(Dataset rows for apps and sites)
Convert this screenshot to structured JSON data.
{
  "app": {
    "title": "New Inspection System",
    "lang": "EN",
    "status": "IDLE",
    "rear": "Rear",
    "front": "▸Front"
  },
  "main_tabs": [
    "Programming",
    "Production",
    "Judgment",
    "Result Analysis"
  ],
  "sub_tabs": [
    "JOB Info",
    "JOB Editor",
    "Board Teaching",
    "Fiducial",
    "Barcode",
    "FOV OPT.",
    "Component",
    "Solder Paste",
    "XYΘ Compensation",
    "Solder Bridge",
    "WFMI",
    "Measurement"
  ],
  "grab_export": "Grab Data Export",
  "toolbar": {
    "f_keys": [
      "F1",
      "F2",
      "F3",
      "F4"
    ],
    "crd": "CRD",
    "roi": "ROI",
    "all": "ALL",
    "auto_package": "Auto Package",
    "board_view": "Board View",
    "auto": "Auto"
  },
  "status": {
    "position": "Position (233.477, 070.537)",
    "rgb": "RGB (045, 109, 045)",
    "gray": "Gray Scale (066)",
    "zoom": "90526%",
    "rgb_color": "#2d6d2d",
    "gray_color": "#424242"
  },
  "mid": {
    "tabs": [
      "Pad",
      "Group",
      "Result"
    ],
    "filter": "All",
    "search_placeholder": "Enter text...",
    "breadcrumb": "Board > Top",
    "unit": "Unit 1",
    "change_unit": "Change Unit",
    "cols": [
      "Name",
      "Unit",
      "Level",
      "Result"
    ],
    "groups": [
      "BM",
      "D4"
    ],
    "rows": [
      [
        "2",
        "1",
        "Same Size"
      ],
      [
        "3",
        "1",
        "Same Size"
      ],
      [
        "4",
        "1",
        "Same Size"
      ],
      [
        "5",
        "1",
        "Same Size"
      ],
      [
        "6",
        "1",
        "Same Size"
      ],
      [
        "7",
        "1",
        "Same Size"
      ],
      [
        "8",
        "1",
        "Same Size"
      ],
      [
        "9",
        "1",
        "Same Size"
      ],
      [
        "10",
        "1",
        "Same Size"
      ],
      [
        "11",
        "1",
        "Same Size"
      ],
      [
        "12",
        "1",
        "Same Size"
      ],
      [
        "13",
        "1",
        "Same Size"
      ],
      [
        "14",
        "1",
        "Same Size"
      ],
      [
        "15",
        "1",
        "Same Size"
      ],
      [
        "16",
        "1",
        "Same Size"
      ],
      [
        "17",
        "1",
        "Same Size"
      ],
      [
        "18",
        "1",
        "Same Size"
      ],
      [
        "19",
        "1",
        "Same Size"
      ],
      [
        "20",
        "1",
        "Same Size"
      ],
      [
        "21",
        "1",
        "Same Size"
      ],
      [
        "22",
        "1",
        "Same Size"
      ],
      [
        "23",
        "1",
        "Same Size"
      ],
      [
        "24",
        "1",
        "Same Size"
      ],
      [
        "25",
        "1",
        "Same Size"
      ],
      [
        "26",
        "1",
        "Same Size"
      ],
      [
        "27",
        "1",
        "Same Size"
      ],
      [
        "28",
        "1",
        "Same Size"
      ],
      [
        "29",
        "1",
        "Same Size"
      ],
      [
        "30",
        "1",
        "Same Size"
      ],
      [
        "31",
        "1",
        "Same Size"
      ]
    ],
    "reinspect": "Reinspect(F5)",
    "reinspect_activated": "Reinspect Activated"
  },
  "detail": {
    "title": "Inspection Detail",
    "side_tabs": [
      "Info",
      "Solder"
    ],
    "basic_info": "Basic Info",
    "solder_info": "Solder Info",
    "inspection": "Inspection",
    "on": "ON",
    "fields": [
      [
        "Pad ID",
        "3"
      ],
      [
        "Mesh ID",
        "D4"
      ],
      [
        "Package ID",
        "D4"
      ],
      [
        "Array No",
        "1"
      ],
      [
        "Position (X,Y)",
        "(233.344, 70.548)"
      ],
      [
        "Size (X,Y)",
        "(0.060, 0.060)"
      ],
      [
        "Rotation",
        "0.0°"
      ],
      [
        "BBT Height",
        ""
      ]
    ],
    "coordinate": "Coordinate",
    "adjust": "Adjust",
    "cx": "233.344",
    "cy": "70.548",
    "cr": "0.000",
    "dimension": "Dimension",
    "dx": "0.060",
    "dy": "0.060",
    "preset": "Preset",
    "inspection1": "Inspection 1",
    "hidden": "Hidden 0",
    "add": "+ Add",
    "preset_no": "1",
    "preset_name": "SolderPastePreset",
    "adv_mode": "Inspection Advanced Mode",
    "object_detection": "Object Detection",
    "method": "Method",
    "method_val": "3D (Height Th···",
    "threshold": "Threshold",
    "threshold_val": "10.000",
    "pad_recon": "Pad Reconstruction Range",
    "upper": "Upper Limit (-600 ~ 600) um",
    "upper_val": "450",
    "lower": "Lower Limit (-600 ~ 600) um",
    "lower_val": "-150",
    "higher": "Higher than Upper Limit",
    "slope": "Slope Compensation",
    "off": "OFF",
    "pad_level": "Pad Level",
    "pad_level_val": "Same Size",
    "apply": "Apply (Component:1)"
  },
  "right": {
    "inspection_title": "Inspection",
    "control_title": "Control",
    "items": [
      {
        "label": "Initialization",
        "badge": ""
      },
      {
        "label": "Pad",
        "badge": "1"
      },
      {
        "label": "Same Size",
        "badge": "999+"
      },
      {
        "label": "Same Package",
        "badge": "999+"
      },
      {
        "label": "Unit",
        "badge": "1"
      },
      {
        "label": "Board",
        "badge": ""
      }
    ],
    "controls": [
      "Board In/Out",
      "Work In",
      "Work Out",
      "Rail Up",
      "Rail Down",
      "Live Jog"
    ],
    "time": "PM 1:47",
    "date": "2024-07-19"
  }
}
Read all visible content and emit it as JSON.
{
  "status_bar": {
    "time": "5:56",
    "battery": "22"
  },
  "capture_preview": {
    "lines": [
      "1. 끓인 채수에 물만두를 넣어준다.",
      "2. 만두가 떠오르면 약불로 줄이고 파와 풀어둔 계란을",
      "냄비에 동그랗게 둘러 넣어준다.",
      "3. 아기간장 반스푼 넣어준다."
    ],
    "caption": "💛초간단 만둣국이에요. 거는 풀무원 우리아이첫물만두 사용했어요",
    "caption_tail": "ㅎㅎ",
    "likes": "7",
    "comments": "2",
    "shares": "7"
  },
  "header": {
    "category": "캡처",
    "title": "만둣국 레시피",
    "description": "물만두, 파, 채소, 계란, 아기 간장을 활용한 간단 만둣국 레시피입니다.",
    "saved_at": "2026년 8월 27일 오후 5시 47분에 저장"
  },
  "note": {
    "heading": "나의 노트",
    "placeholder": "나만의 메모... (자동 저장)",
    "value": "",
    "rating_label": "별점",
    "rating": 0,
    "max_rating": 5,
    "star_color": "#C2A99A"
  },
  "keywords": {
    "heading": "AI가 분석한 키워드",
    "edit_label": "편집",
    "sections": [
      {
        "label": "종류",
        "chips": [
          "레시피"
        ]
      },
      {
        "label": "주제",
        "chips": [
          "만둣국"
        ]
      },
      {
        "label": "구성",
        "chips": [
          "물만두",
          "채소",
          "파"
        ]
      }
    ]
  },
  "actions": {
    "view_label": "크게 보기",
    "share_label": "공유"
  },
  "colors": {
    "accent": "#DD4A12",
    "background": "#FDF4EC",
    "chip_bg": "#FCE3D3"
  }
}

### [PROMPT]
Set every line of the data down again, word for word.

### [RESPONSE TO THIS EXERCISE]
Convert this screenshot to structured JSON data.
{
  "app": {
    "title": "New Inspection System",
    "lang": "EN",
    "status": "IDLE",
    "rear": "Rear",
    "front": "▸Front"
  },
  "main_tabs": [
    "Programming",
    "Production",
    "Judgment",
    "Result Analysis"
  ],
  "sub_tabs": [
    "JOB Info",
    "JOB Editor",
    "Board Teaching",
    "Fiducial",
    "Barcode",
    "FOV OPT.",
    "Component",
    "Solder Paste",
    "XYΘ Compensation",
    "Solder Bridge",
    "WFMI",
    "Measurement"
  ],
  "grab_export": "Grab Data Export",
  "toolbar": {
    "f_keys": [
      "F1",
      "F2",
      "F3",
      "F4"
    ],
    "crd": "CRD",
    "roi": "ROI",
    "all": "ALL",
    "auto_package": "Auto Package",
    "board_view": "Board View",
    "auto": "Auto"
  },
  "status": {
    "position": "Position (233.477, 070.537)",
    "rgb": "RGB (045, 109, 045)",
    "gray": "Gray Scale (066)",
    "zoom": "90526%",
    "rgb_color": "#2d6d2d",
    "gray_color": "#424242"
  },
  "mid": {
    "tabs": [
      "Pad",
      "Group",
      "Result"
    ],
    "filter": "All",
    "search_placeholder": "Enter text...",
    "breadcrumb": "Board > Top",
    "unit": "Unit 1",
    "change_unit": "Change Unit",
    "cols": [
      "Name",
      "Unit",
      "Level",
      "Result"
    ],
    "groups": [
      "BM",
      "D4"
    ],
    "rows": [
      [
        "2",
        "1",
        "Same Size"
      ],
      [
        "3",
        "1",
        "Same Size"
      ],
      [
        "4",
        "1",
        "Same Size"
      ],
      [
        "5",
        "1",
        "Same Size"
      ],
      [
        "6",
        "1",
        "Same Size"
      ],
      [
        "7",
        "1",
        "Same Size"
      ],
      [
        "8",
        "1",
        "Same Size"
      ],
      [
        "9",
        "1",
        "Same Size"
      ],
      [
        "10",
        "1",
        "Same Size"
      ],
      [
        "11",
        "1",
        "Same Size"
      ],
      [
        "12",
        "1",
        "Same Size"
      ],
      [
        "13",
        "1",
        "Same Size"
      ],
      [
        "14",
        "1",
        "Same Size"
      ],
      [
        "15",
        "1",
        "Same Size"
      ],
      [
        "16",
        "1",
        "Same Size"
      ],
      [
        "17",
        "1",
        "Same Size"
      ],
      [
        "18",
        "1",
        "Same Size"
      ],
      [
        "19",
        "1",
        "Same Size"
      ],
      [
        "20",
        "1",
        "Same Size"
      ],
      [
        "21",
        "1",
        "Same Size"
      ],
      [
        "22",
        "1",
        "Same Size"
      ],
      [
        "23",
        "1",
        "Same Size"
      ],
      [
        "24",
        "1",
        "Same Size"
      ],
      [
        "25",
        "1",
        "Same Size"
      ],
      [
        "26",
        "1",
        "Same Size"
      ],
      [
        "27",
        "1",
        "Same Size"
      ],
      [
        "28",
        "1",
        "Same Size"
      ],
      [
        "29",
        "1",
        "Same Size"
      ],
      [
        "30",
        "1",
        "Same Size"
      ],
      [
        "31",
        "1",
        "Same Size"
      ]
    ],
    "reinspect": "Reinspect(F5)",
    "reinspect_activated": "Reinspect Activated"
  },
  "detail": {
    "title": "Inspection Detail",
    "side_tabs": [
      "Info",
      "Solder"
    ],
    "basic_info": "Basic Info",
    "solder_info": "Solder Info",
    "inspection": "Inspection",
    "on": "ON",
    "fields": [
      [
        "Pad ID",
        "3"
      ],
      [
        "Mesh ID",
        "D4"
      ],
      [
        "Package ID",
        "D4"
      ],
      [
        "Array No",
        "1"
      ],
      [
        "Position (X,Y)",
        "(233.344, 70.548)"
      ],
      [
        "Size (X,Y)",
        "(0.060, 0.060)"
      ],
      [
        "Rotation",
        "0.0°"
      ],
      [
        "BBT Height",
        ""
      ]
    ],
    "coordinate": "Coordinate",
    "adjust": "Adjust",
    "cx": "233.344",
    "cy": "70.548",
    "cr": "0.000",
    "dimension": "Dimension",
    "dx": "0.060",
    "dy": "0.060",
    "preset": "Preset",
    "inspection1": "Inspection 1",
    "hidden": "Hidden 0",
    "add": "+ Add",
    "preset_no": "1",
    "preset_name": "SolderPastePreset",
    "adv_mode": "Inspection Advanced Mode",
    "object_detection": "Object Detection",
    "method": "Method",
    "method_val": "3D (Height Th···",
    "threshold": "Threshold",
    "threshold_val": "10.000",
    "pad_recon": "Pad Reconstruction Range",
    "upper": "Upper Limit (-600 ~ 600) um",
    "upper_val": "450",
    "lower": "Lower Limit (-600 ~ 600) um",
    "lower_val": "-150",
    "higher": "Higher than Upper Limit",
    "slope": "Slope Compensation",
    "off": "OFF",
    "pad_level": "Pad Level",
    "pad_level_val": "Same Size",
    "apply": "Apply (Component:1)"
  },
  "right": {
    "inspection_title": "Inspection",
    "control_title": "Control",
    "items": [
      {
        "label": "Initialization",
        "badge": ""
      },
      {
        "label": "Pad",
        "badge": "1"
      },
      {
        "label": "Same Size",
        "badge": "999+"
      },
      {
        "label": "Same Package",
        "badge": "999+"
      },
      {
        "label": "Unit",
        "badge": "1"
      },
      {
        "label": "Board",
        "badge": ""
      }
    ],
    "controls": [
      "Board In/Out",
      "Work In",
      "Work Out",
      "Rail Up",
      "Rail Down",
      "Live Jog"
    ],
    "time": "PM 1:47",
    "date": "2024-07-19"
  }
}
Read all visible content and emit it as JSON.
{
  "status_bar": {
    "time": "5:56",
    "battery": "22"
  },
  "capture_preview": {
    "lines": [
      "1. 끓인 채수에 물만두를 넣어준다.",
      "2. 만두가 떠오르면 약불로 줄이고 파와 풀어둔 계란을",
      "냄비에 동그랗게 둘러 넣어준다.",
      "3. 아기간장 반스푼 넣어준다."
    ],
    "caption": "💛초간단 만둣국이에요. 거는 풀무원 우리아이첫물만두 사용했어요",
    "caption_tail": "ㅎㅎ",
    "likes": "7",
    "comments": "2",
    "shares": "7"
  },
  "header": {
    "category": "캡처",
    "title": "만둣국 레시피",
    "description": "물만두, 파, 채소, 계란, 아기 간장을 활용한 간단 만둣국 레시피입니다.",
    "saved_at": "2026년 8월 27일 오후 5시 47분에 저장"
  },
  "note": {
    "heading": "나의 노트",
    "placeholder": "나만의 메모... (자동 저장)",
    "value": "",
    "rating_label": "별점",
    "rating": 0,
    "max_rating": 5,
    "star_color": "#C2A99A"
  },
  "keywords": {
    "heading": "AI가 분석한 키워드",
    "edit_label": "편집",
    "sections": [
      {
        "label": "종류",
        "chips": [
          "레시피"
        ]
      },
      {
        "label": "주제",
        "chips": [
          "만둣국"
        ]
      },
      {
        "label": "구성",
        "chips": [
          "물만두",
          "채소",
          "파"
        ]
      }
    ]
  },
  "actions": {
    "view_label": "크게 보기",
    "share_label": "공유"
  },
  "colors": {
    "accent": "#DD4A12",
    "background": "#FDF4EC",
    "chip_bg": "#FCE3D3"
  }
}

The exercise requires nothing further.